WeBeat St James Live, a nine-day cultural extravaganza showcasing the rich diversity of culture and talent that exist in Trinidad and Tobago assumed teen status this year.
For the past 13 years the event has been held at the St James Amphitheatre comprising varied night and day programmes, including a health day, talk show, culinary delights, jazz performances, kaiso night, children's show, steelband concert, amateur talent show and a steelband street parade.
The first festival in 2001, held on the first Friday in June, was called WeBeat–the Merging of Cultures, and consisted of late-night sidewalk shopping, and entertainment events featuring indigenous arts, focusing on dance and pan music.
On the Sunday night, scores of villagers and visitors thronged the venue to take in pan music from the Woodbrook Playboyz, St James Tripolians, Panorama champions Arima All Stars and tassa music from the Bis-Ali drummers, and on the Monday the festival shifted gears to offer free health checks to villagers.
During the week, a three-member panel comprising historian Michael Anthony, former Port-of-Spain Mayor and popular St James resident Stephenson Sargeant and Port-of-Spain City Corporation council representative Kent Taylor, spoke on the origins and evolution of the village.
The festival experienced tremendous growth over the next four years, peaking in 2005 with the widespread acceptance of WeTalent Amateur Night that unearthed lots of new, talented nationals, some of whom have gone on to make their marks in the entertainment industry. Names that come to mind include Umi Marcano and Leandra Head. It was also the era of the Five-A-Side Pan Competition that exposed, in great detail, the versatility and creativity of our steelbandsmen and women in a setting outside of Carnival.
The fact that in its 13th year it took the threat of a "no show" to stimulate funding for staging the festival tells a sad tale. For getting funding, according to Earl Crosby, president of the St James Community Improvement Committee (CIC), producer of the festival, has been the biggest challenge the CIC has faced over the years, notwithstanding businesses in the community benefiting, in a tangible way, from the influx of visitors to the community during the event.
"Getting sponsorship has been a task," Crosby said. "Some businesses seem reluctant to partner with us in staging this festival that exposes our community to the wider public, and helps to generate increased economic activity in the area.
WeBeat has evolved from an event whose base support came mainly from within the area and its immediate environs, to become one of T&T's signature events, attracting thousands of people from all over the country.

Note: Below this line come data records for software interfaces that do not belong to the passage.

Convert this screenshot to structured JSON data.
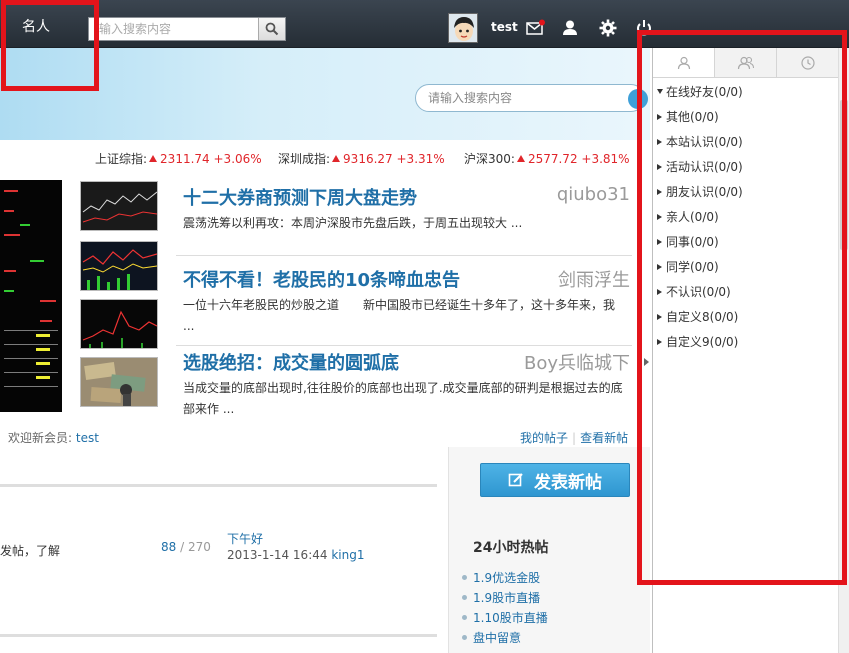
{
  "topbar": {
    "brand": "名人",
    "search_placeholder": "输入搜索内容",
    "username": "test"
  },
  "banner": {
    "search_placeholder": "请输入搜索内容"
  },
  "indices": [
    {
      "label": "上证综指:",
      "value": "2311.74",
      "change": "+3.06%"
    },
    {
      "label": "深圳成指:",
      "value": "9316.27",
      "change": "+3.31%"
    },
    {
      "label": "沪深300:",
      "value": "2577.72",
      "change": "+3.81%"
    }
  ],
  "articles": [
    {
      "title": "十二大券商预测下周大盘走势",
      "author": "qiubo31",
      "desc": "震荡洗筹以利再攻：本周沪深股市先盘后跌，于周五出现较大 ..."
    },
    {
      "title": "不得不看！老股民的10条啼血忠告",
      "author": "剑雨浮生",
      "desc": "一位十六年老股民的炒股之道　　新中国股市已经诞生十多年了，这十多年来，我 ..."
    },
    {
      "title": "选股绝招：成交量的圆弧底",
      "author": "Boy兵临城下",
      "desc": "当成交量的底部出现时,往往股价的底部也出现了.成交量底部的研判是根据过去的底部来作 ..."
    }
  ],
  "welcome": {
    "prefix": "欢迎新会员:",
    "user": "test"
  },
  "links": {
    "my_posts": "我的帖子",
    "new_posts": "查看新帖"
  },
  "post_row": {
    "preview": "发帖，了解",
    "replies": "88",
    "slash": "/",
    "views": "270",
    "last_title": "下午好",
    "last_time": "2013-1-14 16:44",
    "last_user": "king1"
  },
  "sidebar": {
    "post_button": "发表新帖",
    "hot_title": "24小时热帖",
    "hot_items": [
      "1.9优选金股",
      "1.9股市直播",
      "1.10股市直播",
      "盘中留意"
    ]
  },
  "buddy_panel": {
    "tabs": [
      "user-icon",
      "group-icon",
      "clock-icon"
    ],
    "groups": [
      "在线好友(0/0)",
      "其他(0/0)",
      "本站认识(0/0)",
      "活动认识(0/0)",
      "朋友认识(0/0)",
      "亲人(0/0)",
      "同事(0/0)",
      "同学(0/0)",
      "不认识(0/0)",
      "自定义8(0/0)",
      "自定义9(0/0)"
    ]
  },
  "colors": {
    "link_blue": "#1f6fa7",
    "up_red": "#e0262b",
    "highlight_red": "#e3141b",
    "topbar_dark": "#2b333b"
  }
}
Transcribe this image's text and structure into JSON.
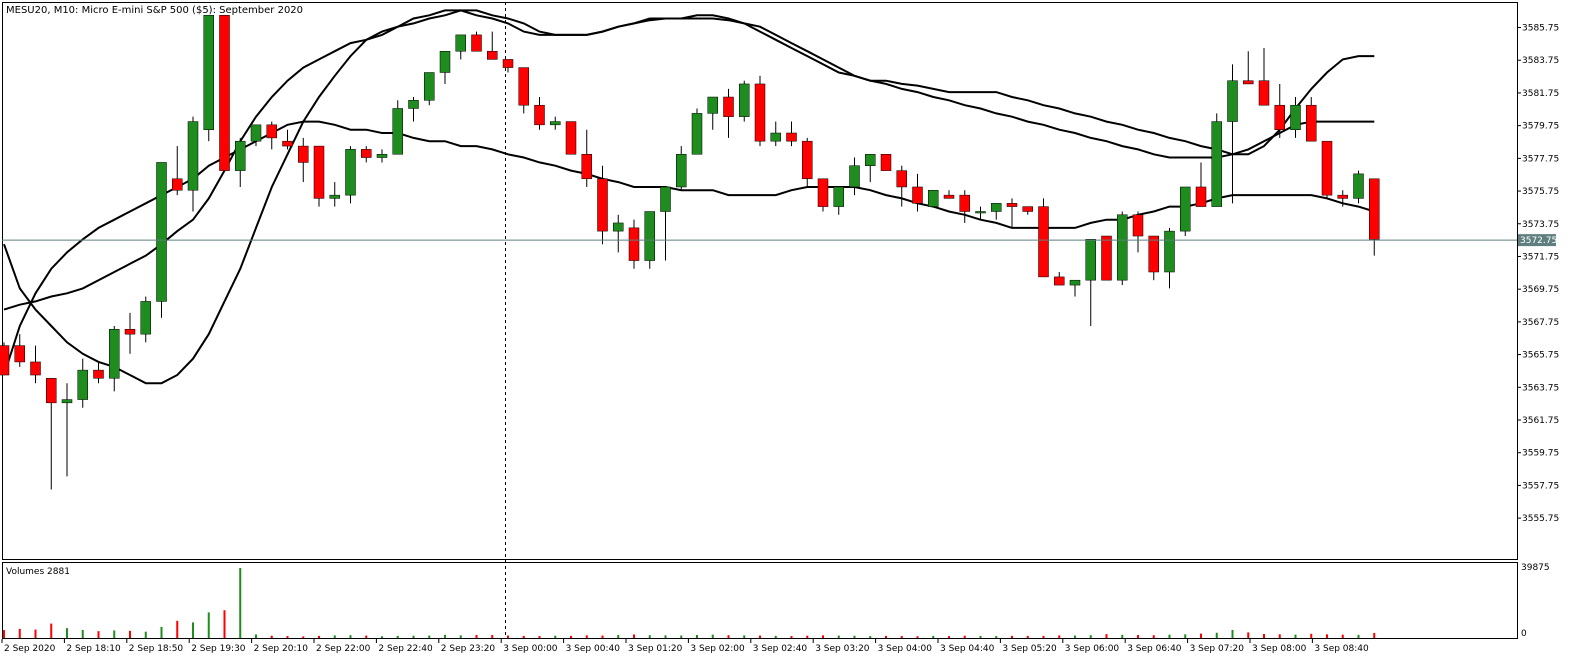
{
  "header": {
    "title": "MESU20, M10:  Micro E-mini S&P 500 ($5): September 2020"
  },
  "volume_panel": {
    "label": "Volumes 2881",
    "max_label": "39875",
    "zero_label": "0"
  },
  "current_price": {
    "label": "3572.75",
    "value": 3572.75,
    "color": "#5f7f7f"
  },
  "colors": {
    "bull": "#1e8c1e",
    "bear": "#ff0000",
    "band": "#000000",
    "background": "#ffffff"
  },
  "chart_data": {
    "type": "candlestick",
    "title": "MESU20, M10:  Micro E-mini S&P 500 ($5): September 2020",
    "ylim": [
      3553.25,
      3587.25
    ],
    "y_ticks": [
      "3585.75",
      "3583.75",
      "3581.75",
      "3579.75",
      "3577.75",
      "3575.75",
      "3573.75",
      "3571.75",
      "3569.75",
      "3567.75",
      "3565.75",
      "3563.75",
      "3561.75",
      "3559.75",
      "3557.75",
      "3555.75"
    ],
    "x_ticks": [
      "2 Sep 2020",
      "2 Sep 18:10",
      "2 Sep 18:50",
      "2 Sep 19:30",
      "2 Sep 20:10",
      "2 Sep 22:00",
      "2 Sep 22:40",
      "2 Sep 23:20",
      "3 Sep 00:00",
      "3 Sep 00:40",
      "3 Sep 01:20",
      "3 Sep 02:00",
      "3 Sep 02:40",
      "3 Sep 03:20",
      "3 Sep 04:00",
      "3 Sep 04:40",
      "3 Sep 05:20",
      "3 Sep 06:00",
      "3 Sep 06:40",
      "3 Sep 07:20",
      "3 Sep 08:00",
      "3 Sep 08:40"
    ],
    "candles": [
      [
        3566.3,
        3566.5,
        3564.5,
        3564.5
      ],
      [
        3566.3,
        3567.0,
        3565.0,
        3565.3
      ],
      [
        3565.3,
        3566.3,
        3564.0,
        3564.5
      ],
      [
        3564.3,
        3564.3,
        3557.5,
        3562.8
      ],
      [
        3562.8,
        3564.0,
        3558.3,
        3563.0
      ],
      [
        3563.0,
        3565.5,
        3562.5,
        3564.8
      ],
      [
        3564.8,
        3565.3,
        3564.0,
        3564.3
      ],
      [
        3564.3,
        3567.5,
        3563.5,
        3567.3
      ],
      [
        3567.3,
        3568.3,
        3565.8,
        3567.0
      ],
      [
        3567.0,
        3569.3,
        3566.5,
        3569.0
      ],
      [
        3569.0,
        3577.5,
        3568.0,
        3577.5
      ],
      [
        3576.5,
        3578.5,
        3575.5,
        3575.8
      ],
      [
        3575.8,
        3580.3,
        3574.5,
        3580.0
      ],
      [
        3579.5,
        3586.5,
        3578.8,
        3586.5
      ],
      [
        3586.5,
        3586.5,
        3577.0,
        3577.0
      ],
      [
        3577.0,
        3579.0,
        3576.0,
        3578.8
      ],
      [
        3578.8,
        3579.8,
        3578.5,
        3579.8
      ],
      [
        3579.8,
        3580.0,
        3578.3,
        3579.0
      ],
      [
        3578.8,
        3579.5,
        3578.3,
        3578.5
      ],
      [
        3578.5,
        3579.0,
        3576.3,
        3577.5
      ],
      [
        3578.5,
        3578.5,
        3574.8,
        3575.3
      ],
      [
        3575.3,
        3576.3,
        3574.8,
        3575.5
      ],
      [
        3575.5,
        3578.5,
        3575.0,
        3578.3
      ],
      [
        3578.3,
        3578.5,
        3577.5,
        3577.8
      ],
      [
        3577.8,
        3578.3,
        3577.5,
        3578.0
      ],
      [
        3578.0,
        3581.3,
        3578.0,
        3580.8
      ],
      [
        3580.8,
        3581.5,
        3580.0,
        3581.3
      ],
      [
        3581.3,
        3583.0,
        3581.0,
        3583.0
      ],
      [
        3583.0,
        3584.3,
        3582.3,
        3584.3
      ],
      [
        3584.3,
        3585.3,
        3583.8,
        3585.3
      ],
      [
        3585.3,
        3585.5,
        3584.5,
        3584.3
      ],
      [
        3584.3,
        3585.5,
        3583.8,
        3583.8
      ],
      [
        3583.8,
        3583.8,
        3583.0,
        3583.3
      ],
      [
        3583.3,
        3583.3,
        3580.5,
        3581.0
      ],
      [
        3581.0,
        3581.5,
        3579.5,
        3579.8
      ],
      [
        3579.8,
        3580.3,
        3579.5,
        3580.0
      ],
      [
        3580.0,
        3580.0,
        3578.0,
        3578.0
      ],
      [
        3578.0,
        3579.5,
        3576.0,
        3576.5
      ],
      [
        3576.5,
        3577.3,
        3572.5,
        3573.3
      ],
      [
        3573.3,
        3574.3,
        3572.0,
        3573.8
      ],
      [
        3573.5,
        3574.0,
        3571.0,
        3571.5
      ],
      [
        3571.5,
        3574.5,
        3571.0,
        3574.5
      ],
      [
        3574.5,
        3575.8,
        3571.5,
        3576.0
      ],
      [
        3576.0,
        3578.5,
        3575.8,
        3578.0
      ],
      [
        3578.0,
        3580.8,
        3578.0,
        3580.5
      ],
      [
        3580.5,
        3581.5,
        3579.5,
        3581.5
      ],
      [
        3581.5,
        3582.0,
        3579.0,
        3580.3
      ],
      [
        3580.3,
        3582.5,
        3580.0,
        3582.3
      ],
      [
        3582.3,
        3582.8,
        3578.5,
        3578.8
      ],
      [
        3578.8,
        3580.0,
        3578.5,
        3579.3
      ],
      [
        3579.3,
        3580.0,
        3578.5,
        3578.8
      ],
      [
        3578.8,
        3579.0,
        3576.0,
        3576.5
      ],
      [
        3576.5,
        3576.5,
        3574.5,
        3574.8
      ],
      [
        3574.8,
        3576.0,
        3574.3,
        3576.0
      ],
      [
        3576.0,
        3577.8,
        3575.5,
        3577.3
      ],
      [
        3577.3,
        3578.0,
        3576.3,
        3578.0
      ],
      [
        3578.0,
        3578.0,
        3577.0,
        3577.0
      ],
      [
        3577.0,
        3577.3,
        3574.8,
        3576.0
      ],
      [
        3576.0,
        3576.8,
        3574.5,
        3575.0
      ],
      [
        3574.8,
        3575.5,
        3574.8,
        3575.8
      ],
      [
        3575.5,
        3575.8,
        3575.3,
        3575.3
      ],
      [
        3575.5,
        3575.8,
        3573.8,
        3574.5
      ],
      [
        3574.5,
        3574.8,
        3574.0,
        3574.5
      ],
      [
        3574.5,
        3575.0,
        3574.0,
        3575.0
      ],
      [
        3575.0,
        3575.3,
        3573.5,
        3574.8
      ],
      [
        3574.8,
        3574.8,
        3574.3,
        3574.5
      ],
      [
        3574.8,
        3575.3,
        3571.8,
        3570.5
      ],
      [
        3570.5,
        3570.8,
        3570.0,
        3570.0
      ],
      [
        3570.0,
        3570.3,
        3569.3,
        3570.3
      ],
      [
        3570.3,
        3572.8,
        3567.5,
        3572.8
      ],
      [
        3573.0,
        3573.0,
        3570.5,
        3570.3
      ],
      [
        3570.3,
        3574.5,
        3570.0,
        3574.3
      ],
      [
        3574.3,
        3574.5,
        3572.0,
        3573.0
      ],
      [
        3573.0,
        3573.0,
        3570.3,
        3570.8
      ],
      [
        3570.8,
        3573.5,
        3569.8,
        3573.3
      ],
      [
        3573.3,
        3576.0,
        3573.0,
        3576.0
      ],
      [
        3576.0,
        3577.5,
        3575.0,
        3574.8
      ],
      [
        3574.8,
        3580.5,
        3574.8,
        3580.0
      ],
      [
        3580.0,
        3583.5,
        3575.0,
        3582.5
      ],
      [
        3582.5,
        3584.3,
        3582.3,
        3582.3
      ],
      [
        3582.5,
        3584.5,
        3581.0,
        3581.0
      ],
      [
        3581.0,
        3582.3,
        3579.0,
        3579.5
      ],
      [
        3579.5,
        3581.5,
        3579.0,
        3581.0
      ],
      [
        3581.0,
        3581.5,
        3578.8,
        3578.8
      ],
      [
        3578.8,
        3578.8,
        3575.3,
        3575.5
      ],
      [
        3575.5,
        3575.8,
        3574.8,
        3575.3
      ],
      [
        3575.3,
        3577.0,
        3575.0,
        3576.8
      ],
      [
        3576.5,
        3576.5,
        3571.8,
        3572.8
      ]
    ],
    "volumes": [
      4500,
      5200,
      4800,
      8200,
      5600,
      4600,
      3900,
      4300,
      4100,
      3600,
      6300,
      9800,
      8900,
      14600,
      15800,
      39875,
      2000,
      1300,
      1100,
      900,
      1200,
      1500,
      1600,
      1400,
      1000,
      1200,
      1300,
      1400,
      1800,
      1500,
      1700,
      1700,
      1400,
      1200,
      1100,
      1300,
      1200,
      1500,
      1400,
      1700,
      2000,
      1600,
      1500,
      1400,
      1700,
      1900,
      1600,
      1500,
      1400,
      1200,
      1100,
      1300,
      1500,
      1400,
      1300,
      1100,
      1200,
      1100,
      1000,
      1200,
      1100,
      1300,
      1200,
      1100,
      1200,
      1200,
      1200,
      1500,
      1400,
      1600,
      2200,
      1800,
      1700,
      1600,
      1900,
      2100,
      2500,
      3000,
      4600,
      3200,
      2300,
      2100,
      1900,
      2400,
      2100,
      1900,
      1800,
      2881
    ],
    "bb_upper": [
      3572.5,
      3569.8,
      3568.5,
      3567.5,
      3566.5,
      3565.8,
      3565.3,
      3565.0,
      3564.5,
      3564.0,
      3564.0,
      3564.5,
      3565.5,
      3567.0,
      3569.0,
      3571.0,
      3573.5,
      3576.0,
      3578.0,
      3580.0,
      3581.5,
      3582.8,
      3584.0,
      3585.0,
      3585.5,
      3585.8,
      3586.3,
      3586.5,
      3586.8,
      3586.8,
      3586.5,
      3586.3,
      3586.0,
      3585.5,
      3585.3,
      3585.3,
      3585.3,
      3585.3,
      3585.5,
      3585.8,
      3586.0,
      3586.2,
      3586.3,
      3586.3,
      3586.3,
      3586.3,
      3586.2,
      3586.0,
      3585.5,
      3585.0,
      3584.5,
      3584.0,
      3583.5,
      3583.0,
      3582.8,
      3582.5,
      3582.5,
      3582.3,
      3582.2,
      3582.0,
      3581.8,
      3581.8,
      3581.8,
      3581.8,
      3581.5,
      3581.3,
      3581.0,
      3580.8,
      3580.5,
      3580.3,
      3580.0,
      3579.8,
      3579.5,
      3579.3,
      3579.0,
      3578.8,
      3578.5,
      3578.3,
      3578.0,
      3578.0,
      3578.5,
      3579.5,
      3580.8,
      3582.0,
      3583.0,
      3583.8,
      3584.0,
      3584.0
    ],
    "bb_middle": [
      3568.5,
      3568.8,
      3569.0,
      3569.3,
      3569.5,
      3569.8,
      3570.3,
      3570.8,
      3571.3,
      3571.8,
      3572.5,
      3573.3,
      3574.0,
      3575.3,
      3577.0,
      3578.8,
      3580.3,
      3581.5,
      3582.5,
      3583.3,
      3583.8,
      3584.3,
      3584.8,
      3585.0,
      3585.3,
      3585.8,
      3586.0,
      3586.3,
      3586.5,
      3586.8,
      3586.8,
      3586.5,
      3586.3,
      3586.0,
      3585.5,
      3585.3,
      3585.3,
      3585.3,
      3585.5,
      3585.8,
      3586.0,
      3586.3,
      3586.3,
      3586.3,
      3586.5,
      3586.5,
      3586.3,
      3586.0,
      3585.8,
      3585.3,
      3584.8,
      3584.3,
      3583.8,
      3583.3,
      3582.8,
      3582.5,
      3582.3,
      3582.0,
      3581.8,
      3581.5,
      3581.3,
      3581.0,
      3580.8,
      3580.5,
      3580.3,
      3580.0,
      3579.8,
      3579.5,
      3579.3,
      3579.0,
      3578.8,
      3578.5,
      3578.3,
      3578.0,
      3577.8,
      3577.8,
      3577.8,
      3577.8,
      3578.0,
      3578.3,
      3578.8,
      3579.3,
      3579.8,
      3580.0,
      3580.0,
      3580.0,
      3580.0,
      3580.0
    ],
    "bb_lower": [
      3564.5,
      3567.5,
      3569.5,
      3571.0,
      3572.0,
      3572.8,
      3573.5,
      3574.0,
      3574.5,
      3575.0,
      3575.5,
      3576.0,
      3576.5,
      3577.3,
      3577.8,
      3578.3,
      3578.8,
      3579.3,
      3579.8,
      3580.0,
      3580.0,
      3579.8,
      3579.5,
      3579.5,
      3579.3,
      3579.3,
      3579.0,
      3578.8,
      3578.8,
      3578.5,
      3578.5,
      3578.3,
      3578.0,
      3577.8,
      3577.5,
      3577.3,
      3577.0,
      3576.8,
      3576.5,
      3576.3,
      3576.0,
      3576.0,
      3576.0,
      3575.8,
      3575.8,
      3575.8,
      3575.5,
      3575.5,
      3575.5,
      3575.5,
      3575.8,
      3576.0,
      3576.0,
      3576.0,
      3576.0,
      3575.8,
      3575.5,
      3575.3,
      3575.0,
      3574.8,
      3574.5,
      3574.3,
      3574.0,
      3573.8,
      3573.5,
      3573.5,
      3573.5,
      3573.5,
      3573.5,
      3573.8,
      3574.0,
      3574.0,
      3574.3,
      3574.5,
      3574.8,
      3574.8,
      3575.0,
      3575.3,
      3575.5,
      3575.5,
      3575.5,
      3575.5,
      3575.5,
      3575.5,
      3575.3,
      3575.0,
      3574.8,
      3574.5
    ]
  }
}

In addition, it has become one of the events which Trinbagonians residing abroad have added to their calendar of 'must be in Trinidad for'."
The future of WeBeat, therefore, hinges upon the committee's ability to get financial assistance from corporate sponsors and local businesses in the area that benefit from the event's appeal.
One cannot help but observe, however, the drop in attendance at the shows, and the perceived general apathy of the public to WeBeat events over the last few years. Has the festival lost its appeal?
Has the omission of popular events from the calendar contributed to the seeming disinterest? What can the organisers do to revive that interest?
Committee member Sam Lewis believes upgrading the St James Amphitheatre, where all the events take place, must be the first step. "In its present form, it is not very user-friendly," he said. "There need to be better toilet facilities, dressing rooms, more comfortable seating, fencing, and other amenities that would allow us to introduce additional and better events to the public, and, hopefully, re-awaken their interest."
Crosby agrees with this, adding that infrastructural development of the facility would encourage promoters to rent the venue, which could earn revenue that can be used for maintenance "and ensure the sustainability of WeBeat."
Each year the festival pays homage to community elders and persons who have dedicated their lives to the promotion of artistic and cultural traditions. The first year's honoree was renowned steelband arranger/innovator Anthony "Skip" Williams.
Over the following years other honorees included Norman Darway, Julia Edwards, Mohammed Emamali, Pelham Goddard, Lincoln Phillips, Carlton Franco, Cecil Crosby, Roy Alexander, Velma Redhead, Anton LaFond, Carlton Phillip, Emrold Phillip (Brother Valentino), Hugh Borde, Alyson Brown, Winston Maynard, Mervyn Telfer, Denyse Plummer, Keith Simpson, and Daniel Brown (Trinidad Rio).
WeBeat was designed to promote the community of St James, and play a major role in promoting an opportunity for artistes to showcase their talent, while seeking to build a sustainable tourism product with domestic and international allure.
Given all the issues it now faces, the question is: "Where does it go from here?"